Material provided >>
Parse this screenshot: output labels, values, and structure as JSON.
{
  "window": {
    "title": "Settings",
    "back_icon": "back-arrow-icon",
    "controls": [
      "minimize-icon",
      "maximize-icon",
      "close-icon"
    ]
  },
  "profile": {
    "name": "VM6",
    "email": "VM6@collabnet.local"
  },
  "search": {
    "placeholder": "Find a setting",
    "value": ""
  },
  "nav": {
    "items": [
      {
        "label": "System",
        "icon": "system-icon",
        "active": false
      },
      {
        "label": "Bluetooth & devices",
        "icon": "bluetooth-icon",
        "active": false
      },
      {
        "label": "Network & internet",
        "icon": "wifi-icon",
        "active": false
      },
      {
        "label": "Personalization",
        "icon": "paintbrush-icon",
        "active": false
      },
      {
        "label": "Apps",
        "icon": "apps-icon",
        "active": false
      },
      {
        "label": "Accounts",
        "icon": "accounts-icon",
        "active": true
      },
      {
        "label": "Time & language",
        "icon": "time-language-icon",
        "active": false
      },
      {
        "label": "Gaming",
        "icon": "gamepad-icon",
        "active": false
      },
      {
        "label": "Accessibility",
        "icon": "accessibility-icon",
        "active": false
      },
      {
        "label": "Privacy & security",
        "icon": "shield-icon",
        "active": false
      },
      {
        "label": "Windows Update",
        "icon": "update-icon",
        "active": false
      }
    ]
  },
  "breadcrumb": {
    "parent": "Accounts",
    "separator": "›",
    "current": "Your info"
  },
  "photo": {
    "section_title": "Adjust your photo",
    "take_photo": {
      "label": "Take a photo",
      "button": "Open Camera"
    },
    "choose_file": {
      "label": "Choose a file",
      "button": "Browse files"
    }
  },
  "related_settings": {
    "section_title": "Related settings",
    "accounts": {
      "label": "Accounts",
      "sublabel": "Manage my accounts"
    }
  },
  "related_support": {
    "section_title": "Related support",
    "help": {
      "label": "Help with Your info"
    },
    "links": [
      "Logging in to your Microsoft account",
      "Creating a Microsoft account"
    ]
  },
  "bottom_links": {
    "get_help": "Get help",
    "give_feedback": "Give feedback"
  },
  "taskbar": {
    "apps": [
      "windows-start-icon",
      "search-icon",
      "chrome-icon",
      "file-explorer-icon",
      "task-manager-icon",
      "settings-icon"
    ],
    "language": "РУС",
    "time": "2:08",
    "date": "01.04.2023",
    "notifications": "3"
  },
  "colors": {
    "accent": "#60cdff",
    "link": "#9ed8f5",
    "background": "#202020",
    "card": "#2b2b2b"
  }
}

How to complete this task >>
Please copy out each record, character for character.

Final answer >>
Parse this screenshot: output labels, values, and structure as JSON.
{
  "window": {
    "title": "Settings",
    "back_icon": "back-arrow-icon",
    "controls": [
      "minimize-icon",
      "maximize-icon",
      "close-icon"
    ]
  },
  "profile": {
    "name": "VM6",
    "email": "VM6@collabnet.local"
  },
  "search": {
    "placeholder": "Find a setting",
    "value": ""
  },
  "nav": {
    "items": [
      {
        "label": "System",
        "icon": "system-icon",
        "active": false
      },
      {
        "label": "Bluetooth & devices",
        "icon": "bluetooth-icon",
        "active": false
      },
      {
        "label": "Network & internet",
        "icon": "wifi-icon",
        "active": false
      },
      {
        "label": "Personalization",
        "icon": "paintbrush-icon",
        "active": false
      },
      {
        "label": "Apps",
        "icon": "apps-icon",
        "active": false
      },
      {
        "label": "Accounts",
        "icon": "accounts-icon",
        "active": true
      },
      {
        "label": "Time & language",
        "icon": "time-language-icon",
        "active": false
      },
      {
        "label": "Gaming",
        "icon": "gamepad-icon",
        "active": false
      },
      {
        "label": "Accessibility",
        "icon": "accessibility-icon",
        "active": false
      },
      {
        "label": "Privacy & security",
        "icon": "shield-icon",
        "active": false
      },
      {
        "label": "Windows Update",
        "icon": "update-icon",
        "active": false
      }
    ]
  },
  "breadcrumb": {
    "parent": "Accounts",
    "separator": "›",
    "current": "Your info"
  },
  "photo": {
    "section_title": "Adjust your photo",
    "take_photo": {
      "label": "Take a photo",
      "button": "Open Camera"
    },
    "choose_file": {
      "label": "Choose a file",
      "button": "Browse files"
    }
  },
  "related_settings": {
    "section_title": "Related settings",
    "accounts": {
      "label": "Accounts",
      "sublabel": "Manage my accounts"
    }
  },
  "related_support": {
    "section_title": "Related support",
    "help": {
      "label": "Help with Your info"
    },
    "links": [
      "Logging in to your Microsoft account",
      "Creating a Microsoft account"
    ]
  },
  "bottom_links": {
    "get_help": "Get help",
    "give_feedback": "Give feedback"
  },
  "taskbar": {
    "apps": [
      "windows-start-icon",
      "search-icon",
      "chrome-icon",
      "file-explorer-icon",
      "task-manager-icon",
      "settings-icon"
    ],
    "language": "РУС",
    "time": "2:08",
    "date": "01.04.2023",
    "notifications": "3"
  },
  "colors": {
    "accent": "#60cdff",
    "link": "#9ed8f5",
    "background": "#202020",
    "card": "#2b2b2b"
  }
}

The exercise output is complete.